> **Supplied data**:
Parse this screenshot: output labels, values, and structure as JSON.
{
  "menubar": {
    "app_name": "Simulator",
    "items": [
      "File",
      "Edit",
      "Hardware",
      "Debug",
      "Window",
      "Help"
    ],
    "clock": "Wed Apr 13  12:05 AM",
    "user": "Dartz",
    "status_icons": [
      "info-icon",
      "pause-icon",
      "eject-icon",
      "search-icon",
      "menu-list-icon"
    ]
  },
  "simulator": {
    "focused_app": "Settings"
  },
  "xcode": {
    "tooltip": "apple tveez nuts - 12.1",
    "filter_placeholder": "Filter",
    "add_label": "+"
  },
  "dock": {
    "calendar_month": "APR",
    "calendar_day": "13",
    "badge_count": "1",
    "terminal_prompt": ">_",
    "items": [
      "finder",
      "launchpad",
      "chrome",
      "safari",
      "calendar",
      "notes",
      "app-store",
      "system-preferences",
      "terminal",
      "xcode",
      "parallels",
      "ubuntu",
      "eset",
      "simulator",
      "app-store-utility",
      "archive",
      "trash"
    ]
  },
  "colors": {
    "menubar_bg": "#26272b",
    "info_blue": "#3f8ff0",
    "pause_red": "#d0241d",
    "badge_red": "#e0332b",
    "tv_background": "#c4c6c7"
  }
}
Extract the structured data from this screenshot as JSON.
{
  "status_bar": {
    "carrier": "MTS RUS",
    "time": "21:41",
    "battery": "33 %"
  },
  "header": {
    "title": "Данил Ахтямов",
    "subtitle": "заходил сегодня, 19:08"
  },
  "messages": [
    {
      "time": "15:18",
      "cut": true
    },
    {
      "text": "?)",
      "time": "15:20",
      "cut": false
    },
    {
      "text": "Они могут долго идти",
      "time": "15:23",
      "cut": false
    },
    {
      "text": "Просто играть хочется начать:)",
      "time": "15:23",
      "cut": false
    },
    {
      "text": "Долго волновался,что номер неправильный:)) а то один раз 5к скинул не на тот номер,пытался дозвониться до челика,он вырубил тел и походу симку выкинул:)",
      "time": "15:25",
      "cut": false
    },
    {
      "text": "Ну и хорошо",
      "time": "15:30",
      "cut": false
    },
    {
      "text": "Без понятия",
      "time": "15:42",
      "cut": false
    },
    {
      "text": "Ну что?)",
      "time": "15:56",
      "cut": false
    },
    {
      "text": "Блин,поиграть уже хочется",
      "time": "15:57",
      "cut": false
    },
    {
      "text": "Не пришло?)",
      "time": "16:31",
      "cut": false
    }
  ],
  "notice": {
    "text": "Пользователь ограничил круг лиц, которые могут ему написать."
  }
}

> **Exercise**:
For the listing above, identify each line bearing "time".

> **Answer to this exercise**:
    "time": "21:41",
      "time": "15:18",
      "time": "15:20",
      "time": "15:23",
      "time": "15:23",
      "time": "15:25",
      "time": "15:30",
      "time": "15:42",
      "time": "15:56",
      "time": "15:57",
      "time": "16:31",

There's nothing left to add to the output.